Throughout my career as a bereavement counselor, marriage and family therapist, pastor and chaplain, it has become abundantly clear to me just how much grief and loss there is all around us, every day. It has also made me cherish time with my own loved ones more because of the stories I hear all the time about loss and the crushing heartbreak that comes with it.
If you are grieving, try a new way to support yourself in your grief. Reach out for support from someone or someplace where you haven’t looked before.
If you are not grieving, but you know someone who is, think about ways that you can further support them. Encourage them to seek out support, as well. Just being with someone in grief sometimes is the best support you can give — letting them lead and guide the conversation or the silence as it unfolds.
Even if you don’t know anyone who is grieving and loss has not yet been a part of your life, you can always contact a bereavement service and gather some information to help yourself or those around you when a loss does occur.
Support comes from each other, and we are all here to support and uphold one another in times of joy — and in times of sorrow.
Rabbi Harold Kushner, author of “When Bad Things Happen to Good People,” says when bad things happen, others are there “to hug us and hold our hands and dry our tears so that we don’t feel abandoned.” We are here for each other.

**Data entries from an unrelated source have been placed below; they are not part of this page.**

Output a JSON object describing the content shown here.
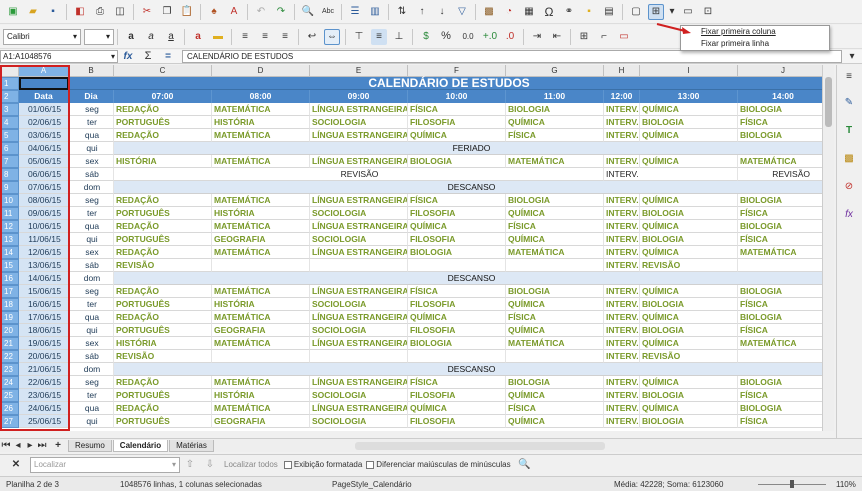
{
  "toolbar": {
    "font_name": "Calibri",
    "font_size": "",
    "percent_symbol": "%",
    "decimal_format": "0.0"
  },
  "formula_bar": {
    "name_box": "A1:A1048576",
    "content": "CALENDÁRIO DE ESTUDOS"
  },
  "freeze_menu": {
    "items": [
      "Fixar primeira coluna",
      "Fixar primeira linha"
    ]
  },
  "sheet": {
    "col_headers": [
      "A",
      "B",
      "C",
      "D",
      "E",
      "F",
      "G",
      "H",
      "I",
      "J"
    ],
    "title": "CALENDÁRIO DE ESTUDOS",
    "header_row": [
      "Data",
      "Dia",
      "07:00",
      "08:00",
      "09:00",
      "10:00",
      "11:00",
      "12:00",
      "13:00",
      "14:00"
    ],
    "rows": [
      {
        "n": "3",
        "date": "01/06/15",
        "day": "seg",
        "cells": [
          "REDAÇÃO",
          "MATEMÁTICA",
          "LÍNGUA ESTRANGEIRA",
          "FÍSICA",
          "BIOLOGIA",
          "INTERV.",
          "QUÍMICA",
          "BIOLOGIA"
        ]
      },
      {
        "n": "4",
        "date": "02/06/15",
        "day": "ter",
        "cells": [
          "PORTUGUÊS",
          "HISTÓRIA",
          "SOCIOLOGIA",
          "FILOSOFIA",
          "QUÍMICA",
          "INTERV.",
          "BIOLOGIA",
          "FÍSICA"
        ]
      },
      {
        "n": "5",
        "date": "03/06/15",
        "day": "qua",
        "cells": [
          "REDAÇÃO",
          "MATEMÁTICA",
          "LÍNGUA ESTRANGEIRA",
          "QUÍMICA",
          "FÍSICA",
          "INTERV.",
          "QUÍMICA",
          "BIOLOGIA"
        ]
      },
      {
        "n": "6",
        "date": "04/06/15",
        "day": "qui",
        "band": "FERIADO"
      },
      {
        "n": "7",
        "date": "05/06/15",
        "day": "sex",
        "cells": [
          "HISTÓRIA",
          "MATEMÁTICA",
          "LÍNGUA ESTRANGEIRA",
          "BIOLOGIA",
          "MATEMÁTICA",
          "INTERV.",
          "QUÍMICA",
          "MATEMÁTICA"
        ]
      },
      {
        "n": "8",
        "date": "06/06/15",
        "day": "sáb",
        "revisao": [
          "REVISÃO",
          "INTERV.",
          "REVISÃO"
        ]
      },
      {
        "n": "9",
        "date": "07/06/15",
        "day": "dom",
        "band": "DESCANSO"
      },
      {
        "n": "10",
        "date": "08/06/15",
        "day": "seg",
        "cells": [
          "REDAÇÃO",
          "MATEMÁTICA",
          "LÍNGUA ESTRANGEIRA",
          "FÍSICA",
          "BIOLOGIA",
          "INTERV.",
          "QUÍMICA",
          "BIOLOGIA"
        ]
      },
      {
        "n": "11",
        "date": "09/06/15",
        "day": "ter",
        "cells": [
          "PORTUGUÊS",
          "HISTÓRIA",
          "SOCIOLOGIA",
          "FILOSOFIA",
          "QUÍMICA",
          "INTERV.",
          "BIOLOGIA",
          "FÍSICA"
        ]
      },
      {
        "n": "12",
        "date": "10/06/15",
        "day": "qua",
        "cells": [
          "REDAÇÃO",
          "MATEMÁTICA",
          "LÍNGUA ESTRANGEIRA",
          "QUÍMICA",
          "FÍSICA",
          "INTERV.",
          "QUÍMICA",
          "BIOLOGIA"
        ]
      },
      {
        "n": "13",
        "date": "11/06/15",
        "day": "qui",
        "cells": [
          "PORTUGUÊS",
          "GEOGRAFIA",
          "SOCIOLOGIA",
          "FILOSOFIA",
          "QUÍMICA",
          "INTERV.",
          "BIOLOGIA",
          "FÍSICA"
        ]
      },
      {
        "n": "14",
        "date": "12/06/15",
        "day": "sex",
        "cells": [
          "REDAÇÃO",
          "MATEMÁTICA",
          "LÍNGUA ESTRANGEIRA",
          "BIOLOGIA",
          "MATEMÁTICA",
          "INTERV.",
          "QUÍMICA",
          "MATEMÁTICA"
        ]
      },
      {
        "n": "15",
        "date": "13/06/15",
        "day": "sáb",
        "cells": [
          "REVISÃO",
          "",
          "",
          "",
          "",
          "INTERV.",
          "REVISÃO",
          ""
        ]
      },
      {
        "n": "16",
        "date": "14/06/15",
        "day": "dom",
        "band": "DESCANSO"
      },
      {
        "n": "17",
        "date": "15/06/15",
        "day": "seg",
        "cells": [
          "REDAÇÃO",
          "MATEMÁTICA",
          "LÍNGUA ESTRANGEIRA",
          "FÍSICA",
          "BIOLOGIA",
          "INTERV.",
          "QUÍMICA",
          "BIOLOGIA"
        ]
      },
      {
        "n": "18",
        "date": "16/06/15",
        "day": "ter",
        "cells": [
          "PORTUGUÊS",
          "HISTÓRIA",
          "SOCIOLOGIA",
          "FILOSOFIA",
          "QUÍMICA",
          "INTERV.",
          "BIOLOGIA",
          "FÍSICA"
        ]
      },
      {
        "n": "19",
        "date": "17/06/15",
        "day": "qua",
        "cells": [
          "REDAÇÃO",
          "MATEMÁTICA",
          "LÍNGUA ESTRANGEIRA",
          "QUÍMICA",
          "FÍSICA",
          "INTERV.",
          "QUÍMICA",
          "BIOLOGIA"
        ]
      },
      {
        "n": "20",
        "date": "18/06/15",
        "day": "qui",
        "cells": [
          "PORTUGUÊS",
          "GEOGRAFIA",
          "SOCIOLOGIA",
          "FILOSOFIA",
          "QUÍMICA",
          "INTERV.",
          "BIOLOGIA",
          "FÍSICA"
        ]
      },
      {
        "n": "21",
        "date": "19/06/15",
        "day": "sex",
        "cells": [
          "HISTÓRIA",
          "MATEMÁTICA",
          "LÍNGUA ESTRANGEIRA",
          "BIOLOGIA",
          "MATEMÁTICA",
          "INTERV.",
          "QUÍMICA",
          "MATEMÁTICA"
        ]
      },
      {
        "n": "22",
        "date": "20/06/15",
        "day": "sáb",
        "cells": [
          "REVISÃO",
          "",
          "",
          "",
          "",
          "INTERV.",
          "REVISÃO",
          ""
        ]
      },
      {
        "n": "23",
        "date": "21/06/15",
        "day": "dom",
        "band": "DESCANSO"
      },
      {
        "n": "24",
        "date": "22/06/15",
        "day": "seg",
        "cells": [
          "REDAÇÃO",
          "MATEMÁTICA",
          "LÍNGUA ESTRANGEIRA",
          "FÍSICA",
          "BIOLOGIA",
          "INTERV.",
          "QUÍMICA",
          "BIOLOGIA"
        ]
      },
      {
        "n": "25",
        "date": "23/06/15",
        "day": "ter",
        "cells": [
          "PORTUGUÊS",
          "HISTÓRIA",
          "SOCIOLOGIA",
          "FILOSOFIA",
          "QUÍMICA",
          "INTERV.",
          "BIOLOGIA",
          "FÍSICA"
        ]
      },
      {
        "n": "26",
        "date": "24/06/15",
        "day": "qua",
        "cells": [
          "REDAÇÃO",
          "MATEMÁTICA",
          "LÍNGUA ESTRANGEIRA",
          "QUÍMICA",
          "FÍSICA",
          "INTERV.",
          "QUÍMICA",
          "BIOLOGIA"
        ]
      },
      {
        "n": "27",
        "date": "25/06/15",
        "day": "qui",
        "cells": [
          "PORTUGUÊS",
          "GEOGRAFIA",
          "SOCIOLOGIA",
          "FILOSOFIA",
          "QUÍMICA",
          "INTERV.",
          "BIOLOGIA",
          "FÍSICA"
        ]
      }
    ]
  },
  "tabs": [
    "Resumo",
    "Calendário",
    "Matérias"
  ],
  "find_bar": {
    "placeholder": "Localizar",
    "find_all": "Localizar todos",
    "formatted": "Exibição formatada",
    "match_case": "Diferenciar maiúsculas de minúsculas"
  },
  "status": {
    "sheet": "Planilha 2 de 3",
    "selection": "1048576 linhas, 1 colunas selecionadas",
    "style": "PageStyle_Calendário",
    "stats": "Média: 42228; Soma: 6123060",
    "zoom": "110%"
  }
}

Jennifer Larson LaRue is a bereavement counselor in Eau Claire, Wisconsin.